*** GIVEN ENTRIES
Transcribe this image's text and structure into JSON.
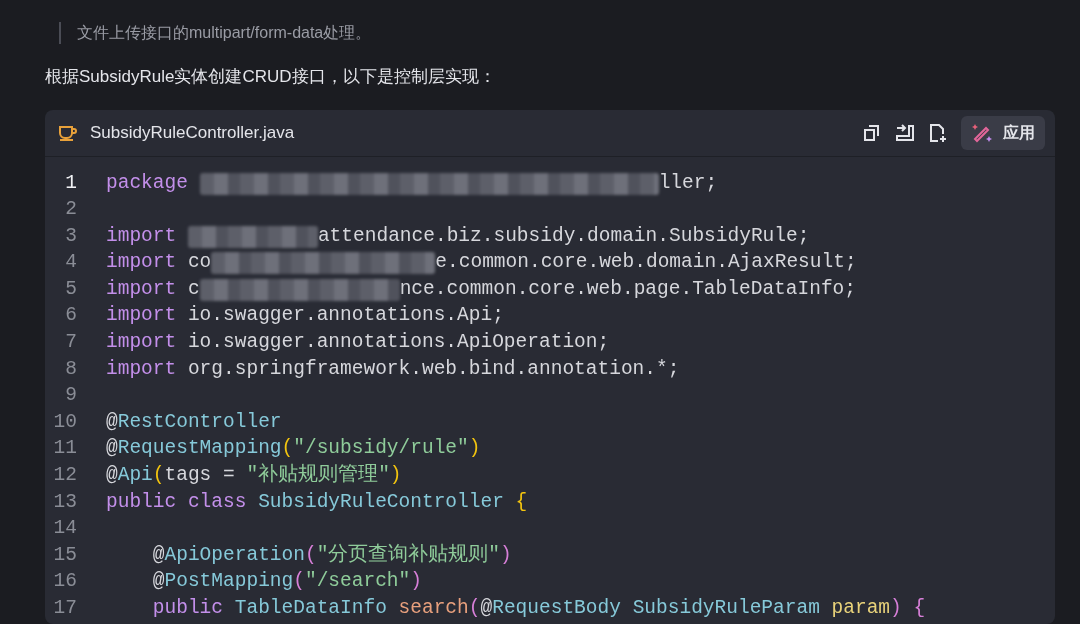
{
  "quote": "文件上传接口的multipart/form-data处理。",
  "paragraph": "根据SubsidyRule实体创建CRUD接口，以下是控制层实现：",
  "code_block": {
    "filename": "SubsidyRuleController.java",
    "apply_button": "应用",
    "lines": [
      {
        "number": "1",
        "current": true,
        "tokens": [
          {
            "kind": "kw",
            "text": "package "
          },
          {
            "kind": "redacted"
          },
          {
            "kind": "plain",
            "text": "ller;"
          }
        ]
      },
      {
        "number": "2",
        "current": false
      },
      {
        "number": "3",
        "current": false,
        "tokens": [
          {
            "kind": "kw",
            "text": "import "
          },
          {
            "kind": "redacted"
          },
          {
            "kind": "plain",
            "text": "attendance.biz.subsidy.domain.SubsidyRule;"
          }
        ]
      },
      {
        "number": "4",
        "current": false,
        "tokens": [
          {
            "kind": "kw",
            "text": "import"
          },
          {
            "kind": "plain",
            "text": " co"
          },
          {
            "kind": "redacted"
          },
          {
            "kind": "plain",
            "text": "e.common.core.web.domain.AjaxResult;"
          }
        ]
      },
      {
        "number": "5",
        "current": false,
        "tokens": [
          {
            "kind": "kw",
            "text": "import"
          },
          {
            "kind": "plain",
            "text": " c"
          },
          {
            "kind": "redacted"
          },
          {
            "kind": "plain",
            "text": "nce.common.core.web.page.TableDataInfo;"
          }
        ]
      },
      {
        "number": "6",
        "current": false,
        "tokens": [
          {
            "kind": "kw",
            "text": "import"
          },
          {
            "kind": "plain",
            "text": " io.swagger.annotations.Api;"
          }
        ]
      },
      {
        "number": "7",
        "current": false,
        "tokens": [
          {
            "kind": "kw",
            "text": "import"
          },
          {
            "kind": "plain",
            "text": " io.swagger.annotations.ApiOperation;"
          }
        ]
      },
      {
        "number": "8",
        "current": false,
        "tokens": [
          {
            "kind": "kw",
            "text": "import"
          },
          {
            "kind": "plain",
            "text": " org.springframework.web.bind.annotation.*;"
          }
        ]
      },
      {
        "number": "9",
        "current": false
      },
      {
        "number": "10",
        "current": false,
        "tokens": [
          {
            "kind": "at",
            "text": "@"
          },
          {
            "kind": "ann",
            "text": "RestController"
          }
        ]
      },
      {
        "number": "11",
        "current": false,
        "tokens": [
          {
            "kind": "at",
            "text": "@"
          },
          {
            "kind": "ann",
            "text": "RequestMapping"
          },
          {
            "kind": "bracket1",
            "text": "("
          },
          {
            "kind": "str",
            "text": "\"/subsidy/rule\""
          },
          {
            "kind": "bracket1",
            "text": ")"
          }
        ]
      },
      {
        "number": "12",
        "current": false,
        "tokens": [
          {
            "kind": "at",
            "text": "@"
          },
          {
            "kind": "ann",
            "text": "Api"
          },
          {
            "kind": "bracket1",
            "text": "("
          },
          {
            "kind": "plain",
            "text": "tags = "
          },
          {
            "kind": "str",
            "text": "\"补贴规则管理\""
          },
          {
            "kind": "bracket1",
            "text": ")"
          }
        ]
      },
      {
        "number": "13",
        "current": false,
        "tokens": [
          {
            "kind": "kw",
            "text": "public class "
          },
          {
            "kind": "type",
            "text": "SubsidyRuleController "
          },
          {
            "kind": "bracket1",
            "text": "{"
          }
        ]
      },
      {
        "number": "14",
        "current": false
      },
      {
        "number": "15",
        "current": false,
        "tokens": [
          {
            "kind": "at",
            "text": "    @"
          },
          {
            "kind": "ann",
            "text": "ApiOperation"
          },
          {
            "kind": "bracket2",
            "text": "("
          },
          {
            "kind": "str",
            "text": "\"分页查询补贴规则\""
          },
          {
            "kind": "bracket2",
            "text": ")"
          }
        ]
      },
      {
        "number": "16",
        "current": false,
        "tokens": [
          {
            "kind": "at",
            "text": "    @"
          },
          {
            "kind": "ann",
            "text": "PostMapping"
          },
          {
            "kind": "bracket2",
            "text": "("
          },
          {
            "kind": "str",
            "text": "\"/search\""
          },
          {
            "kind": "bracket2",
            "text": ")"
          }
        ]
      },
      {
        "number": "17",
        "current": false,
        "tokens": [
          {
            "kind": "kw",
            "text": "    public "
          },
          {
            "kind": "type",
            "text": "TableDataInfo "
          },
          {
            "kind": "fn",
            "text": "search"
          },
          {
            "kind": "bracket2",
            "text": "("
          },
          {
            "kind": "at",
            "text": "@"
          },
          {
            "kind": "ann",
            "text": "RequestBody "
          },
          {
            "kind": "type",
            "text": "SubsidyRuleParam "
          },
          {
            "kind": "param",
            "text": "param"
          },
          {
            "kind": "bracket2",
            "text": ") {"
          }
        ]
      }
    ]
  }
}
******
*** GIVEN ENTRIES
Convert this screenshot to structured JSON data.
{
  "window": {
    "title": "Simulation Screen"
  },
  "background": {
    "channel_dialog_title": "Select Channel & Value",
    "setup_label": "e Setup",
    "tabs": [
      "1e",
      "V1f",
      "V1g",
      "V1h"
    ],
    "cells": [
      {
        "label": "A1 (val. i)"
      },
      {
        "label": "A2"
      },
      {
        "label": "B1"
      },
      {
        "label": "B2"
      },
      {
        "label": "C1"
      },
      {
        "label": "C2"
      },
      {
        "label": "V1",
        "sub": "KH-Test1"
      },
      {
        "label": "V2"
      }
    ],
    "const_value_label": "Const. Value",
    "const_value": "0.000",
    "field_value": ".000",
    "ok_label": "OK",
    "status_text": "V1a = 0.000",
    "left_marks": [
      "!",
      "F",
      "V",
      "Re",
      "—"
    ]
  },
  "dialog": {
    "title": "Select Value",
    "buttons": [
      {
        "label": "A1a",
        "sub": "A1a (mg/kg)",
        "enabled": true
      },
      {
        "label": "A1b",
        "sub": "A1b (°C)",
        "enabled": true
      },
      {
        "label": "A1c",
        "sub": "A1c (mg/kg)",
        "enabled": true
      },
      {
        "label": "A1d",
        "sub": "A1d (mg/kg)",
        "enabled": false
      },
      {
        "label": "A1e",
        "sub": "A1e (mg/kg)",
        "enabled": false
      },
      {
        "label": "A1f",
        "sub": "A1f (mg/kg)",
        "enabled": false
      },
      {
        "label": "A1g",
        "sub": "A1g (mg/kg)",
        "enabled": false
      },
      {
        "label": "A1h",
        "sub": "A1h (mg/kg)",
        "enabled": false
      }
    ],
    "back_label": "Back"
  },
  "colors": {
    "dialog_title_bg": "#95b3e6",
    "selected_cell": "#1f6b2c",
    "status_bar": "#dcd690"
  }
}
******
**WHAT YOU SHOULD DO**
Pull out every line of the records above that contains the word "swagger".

**SOLVED PROBLEM**
            "text": " io.swagger.annotations.Api;"
            "text": " io.swagger.annotations.ApiOperation;"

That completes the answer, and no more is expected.